Return all lines in the data where the string "content" can be found.
===== Source records =====
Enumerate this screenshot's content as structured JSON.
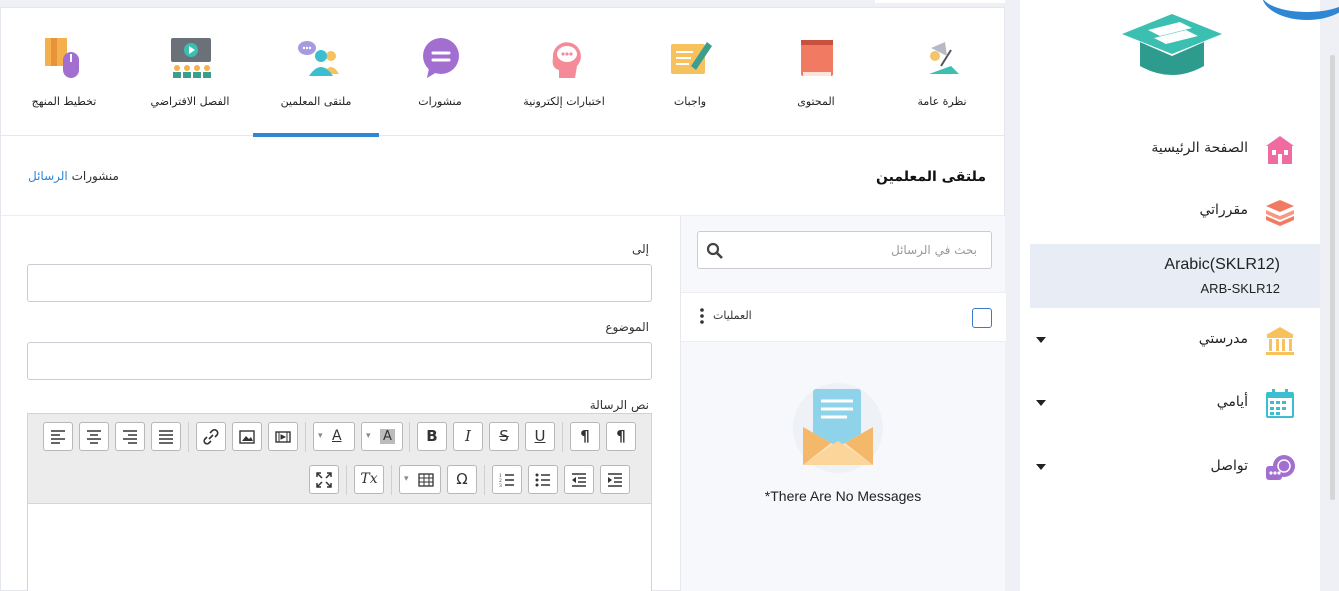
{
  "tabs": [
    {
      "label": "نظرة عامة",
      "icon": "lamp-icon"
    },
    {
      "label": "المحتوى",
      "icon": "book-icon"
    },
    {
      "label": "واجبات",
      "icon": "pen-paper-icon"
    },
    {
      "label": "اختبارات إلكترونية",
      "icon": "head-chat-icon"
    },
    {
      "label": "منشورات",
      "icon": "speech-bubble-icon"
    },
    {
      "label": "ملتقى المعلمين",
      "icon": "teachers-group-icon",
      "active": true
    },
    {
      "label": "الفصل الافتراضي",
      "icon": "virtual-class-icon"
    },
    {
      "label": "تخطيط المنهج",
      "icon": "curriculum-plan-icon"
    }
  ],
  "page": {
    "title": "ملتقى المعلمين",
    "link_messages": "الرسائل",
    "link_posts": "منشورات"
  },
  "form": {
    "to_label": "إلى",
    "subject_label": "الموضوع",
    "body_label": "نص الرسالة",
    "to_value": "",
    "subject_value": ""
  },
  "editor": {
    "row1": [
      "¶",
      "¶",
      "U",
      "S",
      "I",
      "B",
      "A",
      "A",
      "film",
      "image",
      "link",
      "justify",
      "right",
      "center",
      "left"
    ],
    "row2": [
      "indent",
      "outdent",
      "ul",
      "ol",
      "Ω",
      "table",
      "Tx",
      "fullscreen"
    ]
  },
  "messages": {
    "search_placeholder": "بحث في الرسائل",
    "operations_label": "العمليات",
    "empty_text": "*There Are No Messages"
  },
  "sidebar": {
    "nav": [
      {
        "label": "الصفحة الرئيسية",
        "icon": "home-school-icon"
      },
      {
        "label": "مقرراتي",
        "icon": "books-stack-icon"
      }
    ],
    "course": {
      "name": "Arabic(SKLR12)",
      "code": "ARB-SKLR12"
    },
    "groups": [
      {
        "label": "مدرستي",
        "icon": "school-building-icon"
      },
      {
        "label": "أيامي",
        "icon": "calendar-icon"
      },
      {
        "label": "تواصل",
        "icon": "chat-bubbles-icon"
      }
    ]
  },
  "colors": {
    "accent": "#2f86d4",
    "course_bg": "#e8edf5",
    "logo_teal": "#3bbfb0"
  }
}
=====
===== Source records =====
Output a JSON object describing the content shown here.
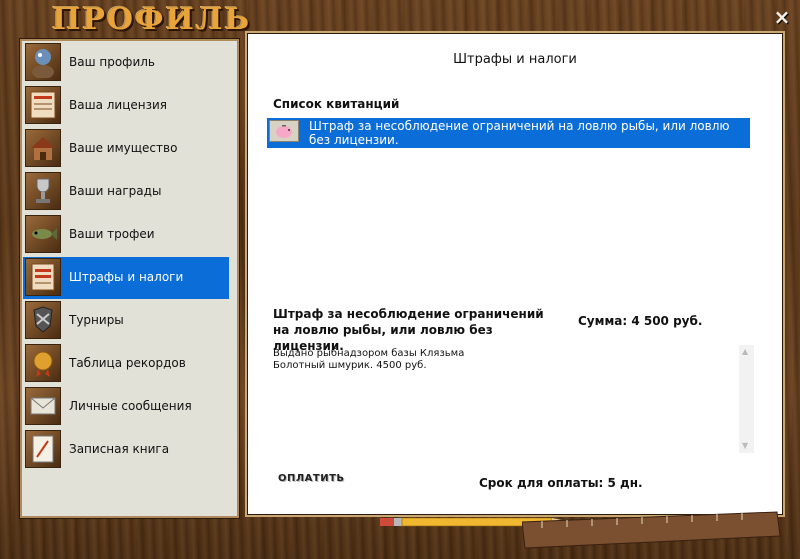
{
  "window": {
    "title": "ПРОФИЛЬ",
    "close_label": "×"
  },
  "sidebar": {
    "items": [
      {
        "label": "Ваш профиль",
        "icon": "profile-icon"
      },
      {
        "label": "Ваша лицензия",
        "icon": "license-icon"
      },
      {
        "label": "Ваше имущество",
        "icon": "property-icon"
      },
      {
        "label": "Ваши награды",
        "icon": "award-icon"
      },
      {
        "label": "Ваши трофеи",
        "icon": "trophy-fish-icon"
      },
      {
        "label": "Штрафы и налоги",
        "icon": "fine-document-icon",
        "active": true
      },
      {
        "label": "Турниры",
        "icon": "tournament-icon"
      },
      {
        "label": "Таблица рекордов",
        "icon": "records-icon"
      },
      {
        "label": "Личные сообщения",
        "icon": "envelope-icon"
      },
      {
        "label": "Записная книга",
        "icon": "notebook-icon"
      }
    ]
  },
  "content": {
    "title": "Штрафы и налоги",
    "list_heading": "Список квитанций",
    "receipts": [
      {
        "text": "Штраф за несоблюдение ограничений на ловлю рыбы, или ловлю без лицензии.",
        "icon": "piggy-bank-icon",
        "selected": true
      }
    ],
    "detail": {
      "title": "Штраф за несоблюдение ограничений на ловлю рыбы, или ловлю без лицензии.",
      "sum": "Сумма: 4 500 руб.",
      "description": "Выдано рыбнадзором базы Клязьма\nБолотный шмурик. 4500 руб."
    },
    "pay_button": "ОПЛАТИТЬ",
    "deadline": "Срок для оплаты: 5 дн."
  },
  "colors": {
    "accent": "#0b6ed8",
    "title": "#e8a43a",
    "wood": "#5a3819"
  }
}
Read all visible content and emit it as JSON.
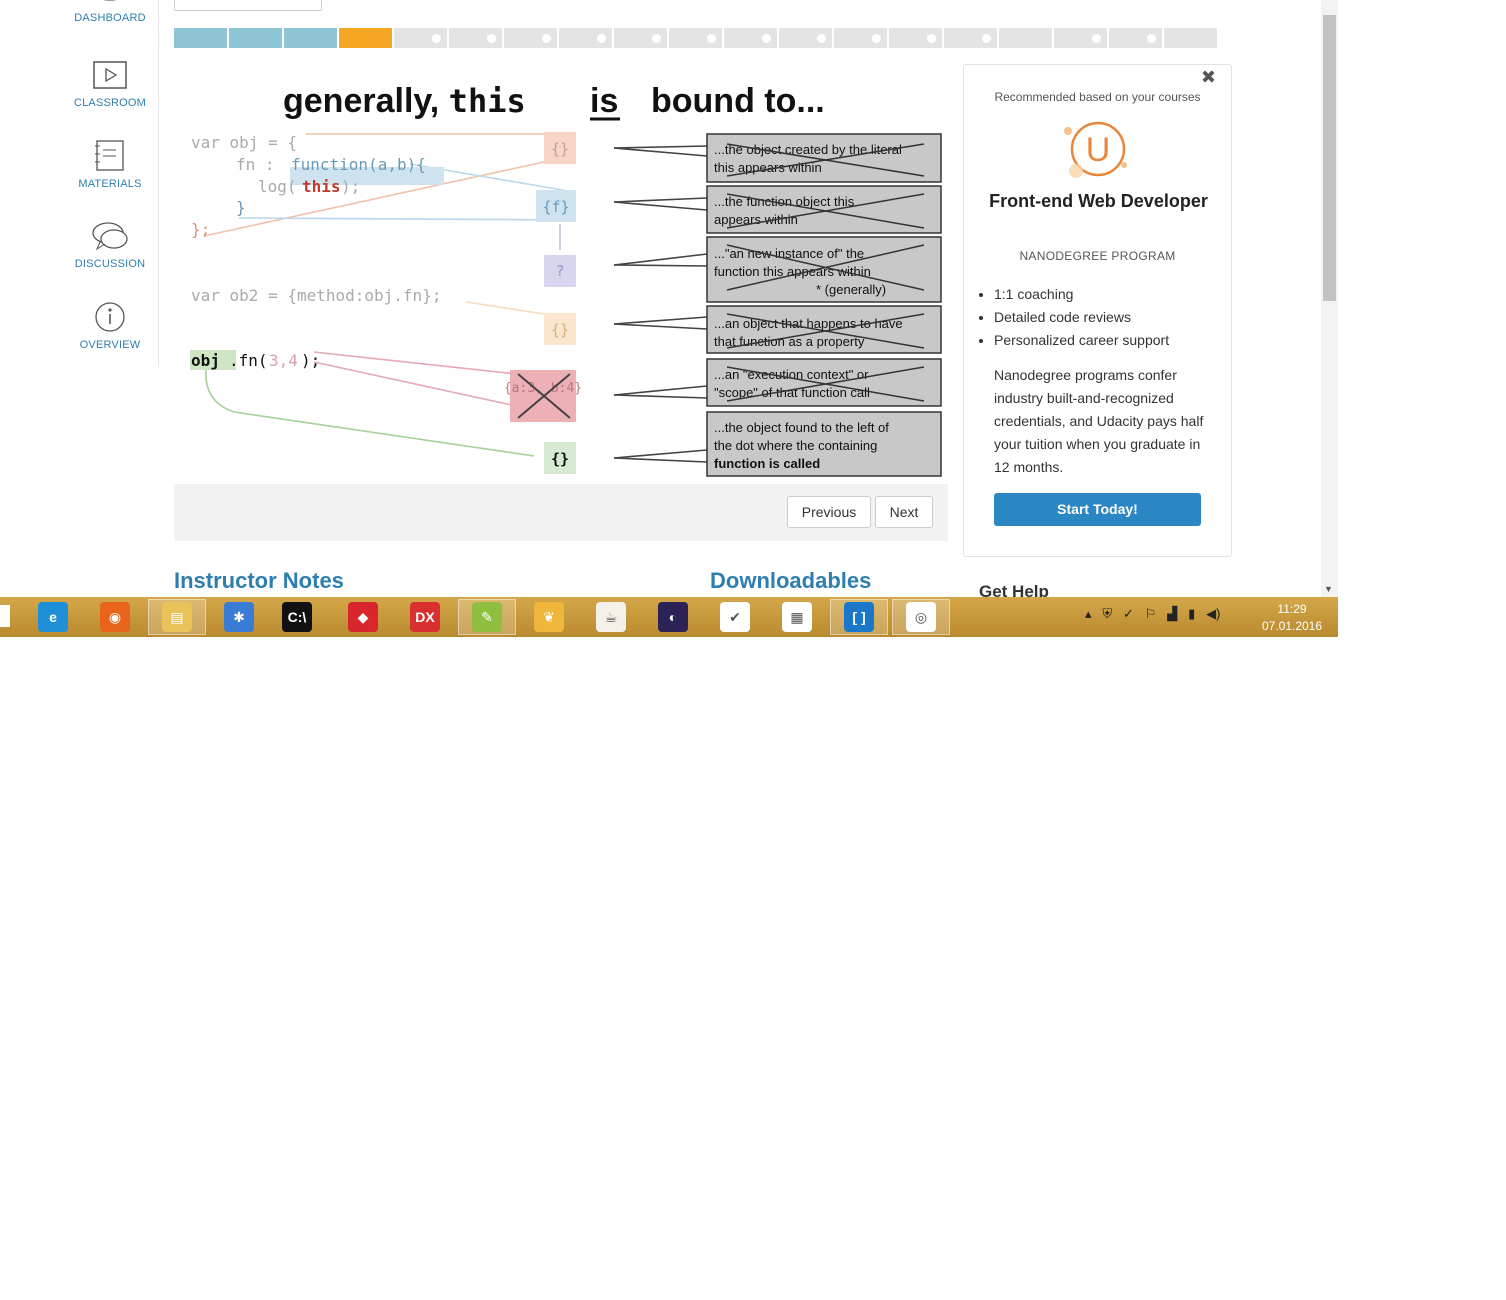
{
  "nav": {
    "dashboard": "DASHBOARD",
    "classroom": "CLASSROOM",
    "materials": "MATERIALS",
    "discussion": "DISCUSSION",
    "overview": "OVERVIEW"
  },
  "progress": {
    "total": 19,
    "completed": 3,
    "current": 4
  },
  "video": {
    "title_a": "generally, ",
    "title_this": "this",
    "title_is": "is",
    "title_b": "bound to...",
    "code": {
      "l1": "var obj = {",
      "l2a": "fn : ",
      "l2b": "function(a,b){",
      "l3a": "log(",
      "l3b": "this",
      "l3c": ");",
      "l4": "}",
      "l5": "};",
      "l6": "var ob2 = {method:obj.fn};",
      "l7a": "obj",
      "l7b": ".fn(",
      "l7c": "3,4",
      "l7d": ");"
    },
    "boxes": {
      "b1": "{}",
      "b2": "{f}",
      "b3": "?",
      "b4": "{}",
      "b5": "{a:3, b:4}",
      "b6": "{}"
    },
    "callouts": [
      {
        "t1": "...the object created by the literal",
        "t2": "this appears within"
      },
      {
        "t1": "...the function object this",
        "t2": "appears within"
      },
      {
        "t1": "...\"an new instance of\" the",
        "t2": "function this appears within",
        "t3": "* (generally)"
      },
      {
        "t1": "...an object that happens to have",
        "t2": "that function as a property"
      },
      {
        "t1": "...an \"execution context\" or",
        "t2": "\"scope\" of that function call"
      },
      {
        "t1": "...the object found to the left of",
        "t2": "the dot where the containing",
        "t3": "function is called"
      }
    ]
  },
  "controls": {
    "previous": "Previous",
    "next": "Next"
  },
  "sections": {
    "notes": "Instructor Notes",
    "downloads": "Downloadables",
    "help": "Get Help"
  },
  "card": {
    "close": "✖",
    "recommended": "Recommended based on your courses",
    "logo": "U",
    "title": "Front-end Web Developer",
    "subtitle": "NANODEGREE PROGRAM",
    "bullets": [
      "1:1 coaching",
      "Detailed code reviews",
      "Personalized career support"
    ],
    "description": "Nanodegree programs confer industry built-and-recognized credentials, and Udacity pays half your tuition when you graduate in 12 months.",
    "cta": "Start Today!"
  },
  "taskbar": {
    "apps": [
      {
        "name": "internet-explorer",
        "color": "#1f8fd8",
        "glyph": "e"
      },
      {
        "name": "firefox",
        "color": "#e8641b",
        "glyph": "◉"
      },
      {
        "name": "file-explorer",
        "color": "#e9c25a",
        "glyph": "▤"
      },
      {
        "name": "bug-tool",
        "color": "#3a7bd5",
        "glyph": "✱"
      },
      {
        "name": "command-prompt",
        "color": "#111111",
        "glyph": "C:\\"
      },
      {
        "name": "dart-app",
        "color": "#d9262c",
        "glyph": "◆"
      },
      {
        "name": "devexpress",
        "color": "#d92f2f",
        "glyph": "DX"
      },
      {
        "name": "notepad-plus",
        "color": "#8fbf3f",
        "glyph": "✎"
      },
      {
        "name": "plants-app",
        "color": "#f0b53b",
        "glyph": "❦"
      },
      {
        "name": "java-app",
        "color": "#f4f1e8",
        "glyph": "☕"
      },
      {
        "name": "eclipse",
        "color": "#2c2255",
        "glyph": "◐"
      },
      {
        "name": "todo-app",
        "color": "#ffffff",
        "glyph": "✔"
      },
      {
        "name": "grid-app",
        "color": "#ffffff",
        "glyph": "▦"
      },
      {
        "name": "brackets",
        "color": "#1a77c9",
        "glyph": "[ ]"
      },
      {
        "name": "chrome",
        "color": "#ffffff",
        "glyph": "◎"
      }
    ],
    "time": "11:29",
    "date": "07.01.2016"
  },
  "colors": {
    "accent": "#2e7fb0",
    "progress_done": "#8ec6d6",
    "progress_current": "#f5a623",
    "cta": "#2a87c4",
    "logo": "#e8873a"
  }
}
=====
• _Exercise result_
Enumerate this screenshot's content as structured JSON.
Output a JSON object describing the content shown here.
  "content": {
Read all visible content and emit it as JSON.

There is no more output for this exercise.